Aside from the tuition cut, Walker's speech didn't include many other new details about his upcoming 2017-2019 budget proposal. The governor will deliver his biennial budget address in a few weeks.
Walker mentioned many of the proposals he has already announced, such as a "significant increase" for K-12 schools, a $35 million request for rural broadband grants and $65 million more in new aids for local road repairs, which he said was the largest increase since the 1990s.
Rep. John Nygren, R-Marinette, co-chairman of the budget committee, said he's unsure what kind of increase Walker is considering for K-12 funding, but added it's possible Walker's definition of "significant" is different than school districts'.
State Superintendent Tony Evers said the discussion about school funding is on better footing than the "doom and gloom" atmosphere that surrounded the start of the 2015-17 budget cycle.
In the middle of Walker's address, First Lady Tonette Walker spoke about a program aimed at helping children affected by family trauma. It was her first time speaking at State of the State, Walker spokesman Tom Evenson said.
Walker moved the traditionally prime-time speech to a joint session of the Legislature to 3 p.m. in deference to President Barack Obama delivering his farewell address Tuesday night. Wisconsin's last daytime State of the State address was delivered by Gov. Tommy Thompson in 1993, according to Senate chief clerk Jeff Renk.
New political landscape
The speech comes as a new national political landscape emerges in Washington, where President-elect Donald Trump will be sworn in as the 45th president next week. Walker has asked Trump to give more control to the state in areas such as Medicaid and transportation spending, drug testing for food stamp recipients, limiting the resettlement of refugees and hunting gray wolves.
Walker's repeated talk of "winning" was a twist on Trump's claims about the country that "we don't win any more" and promises to supporters that they will get sick of winning under President Trump.

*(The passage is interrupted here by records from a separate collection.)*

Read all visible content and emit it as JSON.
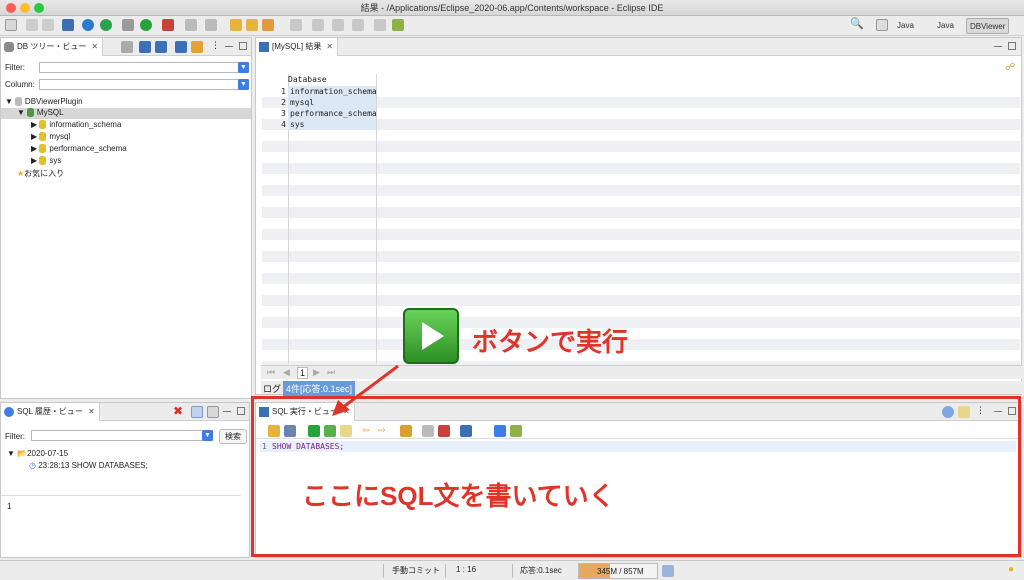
{
  "window": {
    "title": "結果 - /Applications/Eclipse_2020-06.app/Contents/workspace - Eclipse IDE",
    "perspectives": [
      "Java",
      "Java",
      "DBViewer"
    ]
  },
  "db_tree_view": {
    "tab_label": "DB ツリー・ビュー",
    "filter_label": "Filter:",
    "column_label": "Column:",
    "root": "DBViewerPlugin",
    "connection": "MySQL",
    "schemas": [
      "information_schema",
      "mysql",
      "performance_schema",
      "sys"
    ],
    "favorites": "お気に入り"
  },
  "result_view": {
    "tab_label": "[MySQL] 結果",
    "column_header": "Database",
    "rows": [
      {
        "num": "1",
        "value": "information_schema"
      },
      {
        "num": "2",
        "value": "mysql"
      },
      {
        "num": "3",
        "value": "performance_schema"
      },
      {
        "num": "4",
        "value": "sys"
      }
    ],
    "page_number": "1",
    "log_label": "ログ",
    "log_message": "4件[応答:0.1sec]"
  },
  "sql_history_view": {
    "tab_label": "SQL 履歴・ビュー",
    "filter_label": "Filter:",
    "search_button": "検索",
    "date": "2020-07-15",
    "entry": "23:28:13 SHOW DATABASES;",
    "line_number": "1"
  },
  "sql_exec_view": {
    "tab_label": "SQL 実行・ビュー",
    "line_number": "1",
    "code": "SHOW DATABASES;"
  },
  "annotations": {
    "run_button_caption": "ボタンで実行",
    "editor_caption": "ここにSQL文を書いていく",
    "accent_color": "#e0342a"
  },
  "status_bar": {
    "commit_mode": "手動コミット",
    "cursor_pos": "1 : 16",
    "response": "応答:0.1sec",
    "memory": "345M / 857M",
    "memory_used_fraction": 0.4
  }
}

Walker is up for re-election in November 2018, but hasn't said whether he will seek a third term. His job approval rating dipped to historic lows during his failed run for president in 2015.
Democrats, still reeling from the loss of an additional Assembly and Senate seat in the November election, called Walker's speech a "State of Denial" address and rejected his premise that the state is better off.

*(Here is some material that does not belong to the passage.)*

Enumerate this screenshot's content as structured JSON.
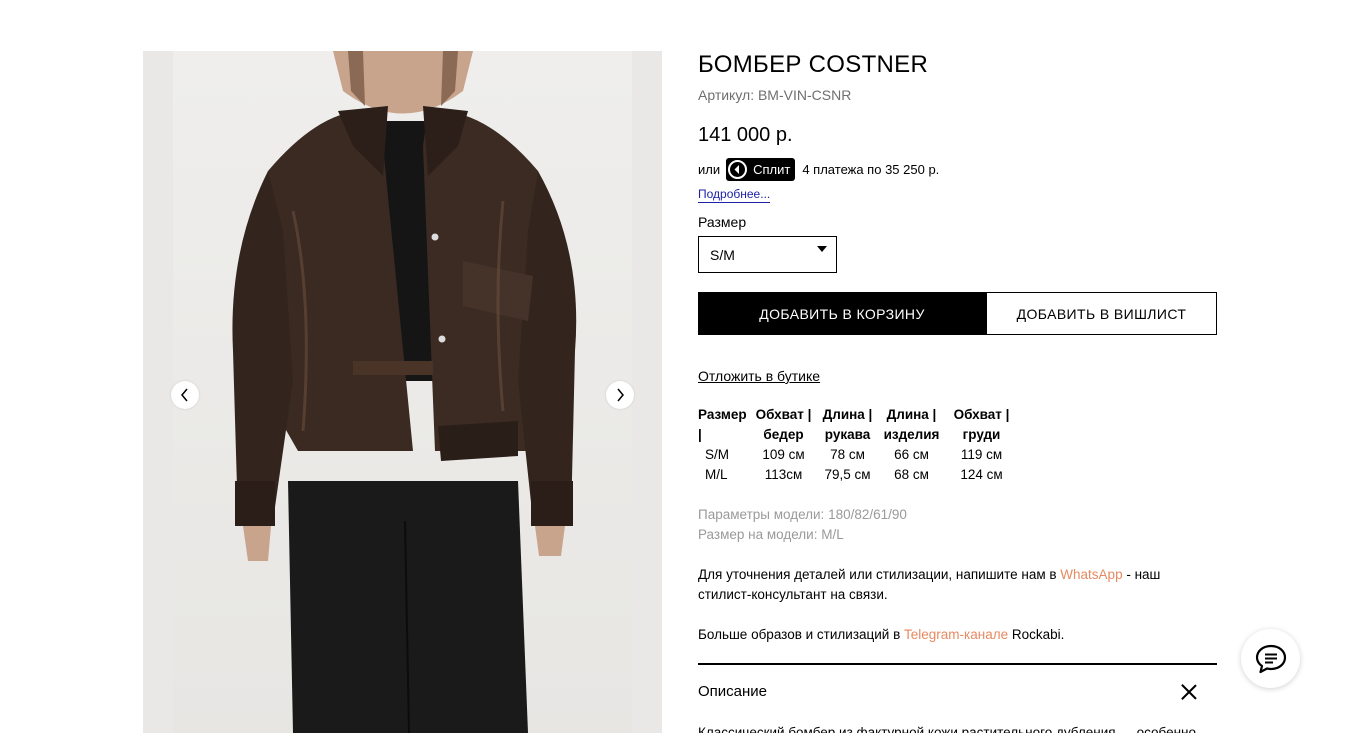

They pointed to an impasse over shoring up the state's transportation fund shortfall. Walker has refused to increase the state's gas tax, while continuing to borrow money to pay for the state's road repairs. Walker said the "safety and maintenance of our existing transportation system is a priority."
Democrats also cited an ongoing federal investigation into abuse allegations at the state's Lincoln Hills juvenile prison and complaints of neglect and staffing shortages at the state-run veterans home in King.
And though the state has enacted nearly $5 billion in tax cuts since Walker took office, the state's economy and job creation have continued to trail the nation and neighboring states. Meanwhile, the state budget is again pinched by slow tax revenue growth and increasing costs for roads and health care.
"As Governor Walker begins his 7th year in office, it has become clear that he is unwilling or unable to address the bigger challenges facing Wisconsin now and in the future," Rep. Gordon Hintz, D-Oshkosh, said in a statement. "The Governor has become a weak leader at a time when we need bold leadership."
Walker focused much of his first term on "jobs, jobs, jobs" -- after six years he is still short of his 2010 campaign pledge to help create 250,000 jobs in his first term. Now he has shifted to talking about "workforce, workforce, workforce," citing the concern among state businesses there aren't enough skilled workers to fill job openings.
Walker is scheduled to speak in La Crosse, Eau Claire, Green Bay and Milwaukee on Wednesday.
State Journal reporters Molly Beck, Mark Sommerhauser and Nico Savidge contributed to this report.
(c)2017 The Wisconsin State Journal (Madison, Wis.)